These cookies are delicate, buttery and limey. True to their name, they are meltingly tender from a generous amount of confectioners’ sugar and a little bit of cornstarch.
The great lime shortage of 2014 means I’ve been using limes a little more sparingly than usual. But prices are coming back down and these cookies are a great way to celebrate. (I sent this batch to my father for Father’s Day because he’s a big fan of lime desserts.)
Apart from the addition of lime juice and zest in the dough, these are much like many slice-and-bake butter cookies. But the hit of lime makes these a particularly summery kind of cookie.
These cookies come from Martha Stewart, and like with most classic recipes, she nails it. They’re just what you’d expect from a cookie called a lime meltaway. And they’re really, really good.
After these cookies have baked and almost cooled, they take a tumble in confectioners’ sugar. Far be it from me to contradict Martha’s instructions, but I found that sifting the confectioners’ sugar over the cookies and flipping them over to get the other side worked better for me than shaking the cookies in a bag with the confectioners’ sugar, where the sugar tended to clump.
If you’re looking for a new cookie and you’re a fan of lime, this is a great one.
- 3/4 cup unsalted butter, at room temperature (1 1/2 sticks, 170 grams, 6 ounces)
- 1 cup confectioners' sugar, divided (120 grams, 4 ounces)
- zest of 2 limes
- juice of 2 limes
- 1 tablespoon vanilla extract
- 2 cups all-purpose flour (190 grams, 8 ounces)
- 2 tablespoons cornstarch (20 grams)
- 1/4 teaspoon salt
- In the bowl of a stand mixer fitted with a paddle attachment, cream together the butter and 1/3 cup of confectioners' sugar on medium-high speed until pale and fluffy, about 3-4 minutes. Add the lime zest and juice and the vanilla extract and mix on medium-high speed until the liquid is incorporated and the mixture is again pale and fluffy, another 3-4 minutes.
- In a medium mixing bowl, whisk together the flour, cornstarch, and salt. Add to the butter and sugar mixture, and beat on low speed until the dry ingredients are just incorporated.
- Divide the dough in half, and place each half on a piece of wax paper (or parchment papeabout 14 inches long. Roll the dough in the wax paper into a log, about 1 1/4 inches in diameter. Chill in the refrigerator until firm, preferably overnight, but for at least 1 hour.

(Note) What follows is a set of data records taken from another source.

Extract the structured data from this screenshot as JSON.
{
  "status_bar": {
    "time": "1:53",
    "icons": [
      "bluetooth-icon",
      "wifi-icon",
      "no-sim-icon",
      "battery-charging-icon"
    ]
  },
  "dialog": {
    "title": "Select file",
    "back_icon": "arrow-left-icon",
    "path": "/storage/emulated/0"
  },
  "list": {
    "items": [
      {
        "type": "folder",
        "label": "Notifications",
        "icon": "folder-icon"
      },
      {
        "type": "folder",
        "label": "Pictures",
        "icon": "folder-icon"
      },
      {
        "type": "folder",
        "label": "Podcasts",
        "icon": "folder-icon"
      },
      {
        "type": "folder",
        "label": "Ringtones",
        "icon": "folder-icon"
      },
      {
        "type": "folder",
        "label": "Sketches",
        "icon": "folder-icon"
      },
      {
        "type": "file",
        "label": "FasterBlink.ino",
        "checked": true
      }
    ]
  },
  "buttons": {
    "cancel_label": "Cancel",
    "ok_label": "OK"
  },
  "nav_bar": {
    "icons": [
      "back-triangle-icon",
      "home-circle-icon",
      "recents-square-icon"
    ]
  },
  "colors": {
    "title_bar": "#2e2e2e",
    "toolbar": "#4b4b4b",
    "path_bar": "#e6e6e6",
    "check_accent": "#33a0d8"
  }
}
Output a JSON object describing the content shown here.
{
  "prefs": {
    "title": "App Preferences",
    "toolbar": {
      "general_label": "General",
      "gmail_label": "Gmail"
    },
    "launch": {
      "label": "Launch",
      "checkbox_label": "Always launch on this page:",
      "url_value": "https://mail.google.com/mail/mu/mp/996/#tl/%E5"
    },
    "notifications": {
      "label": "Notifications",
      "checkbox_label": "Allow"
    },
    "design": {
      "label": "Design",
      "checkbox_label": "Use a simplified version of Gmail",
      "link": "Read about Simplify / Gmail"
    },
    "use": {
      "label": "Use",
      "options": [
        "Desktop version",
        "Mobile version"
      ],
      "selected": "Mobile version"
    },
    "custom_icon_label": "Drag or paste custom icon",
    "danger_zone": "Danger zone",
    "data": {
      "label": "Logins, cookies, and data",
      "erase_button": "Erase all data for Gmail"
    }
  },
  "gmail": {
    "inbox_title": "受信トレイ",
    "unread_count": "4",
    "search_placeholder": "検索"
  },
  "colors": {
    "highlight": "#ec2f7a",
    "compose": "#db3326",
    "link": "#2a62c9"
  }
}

- Preheat the oven to 350°F and line two baking sheets with parchment paper. Remove the dough from the refrigerator, and using a sharp knife, slice the logs into rounds 1/4-inch thick. Place the rounds on the baking sheet, leaving at least an inch of space between each one.
- Bake for about 12 minutes, or until cookies are just beginning to turn slightly golden at the edges, rotating the pan halfway through baking. Let the cookies cool in the pan on a wire cooling rack. After they have cooled for about 10-15 minutes, sift the remaining (2/3 cuconfectioners' sugar in an even layer over the cookies, then flip the cookies over and sift sugar over the other side until the cookies are covered in a light coating of confectioners' sugar.
- Let the cookies cool fully, for at least an hour, before storing in an airtight container.
Yield: About 40 cookies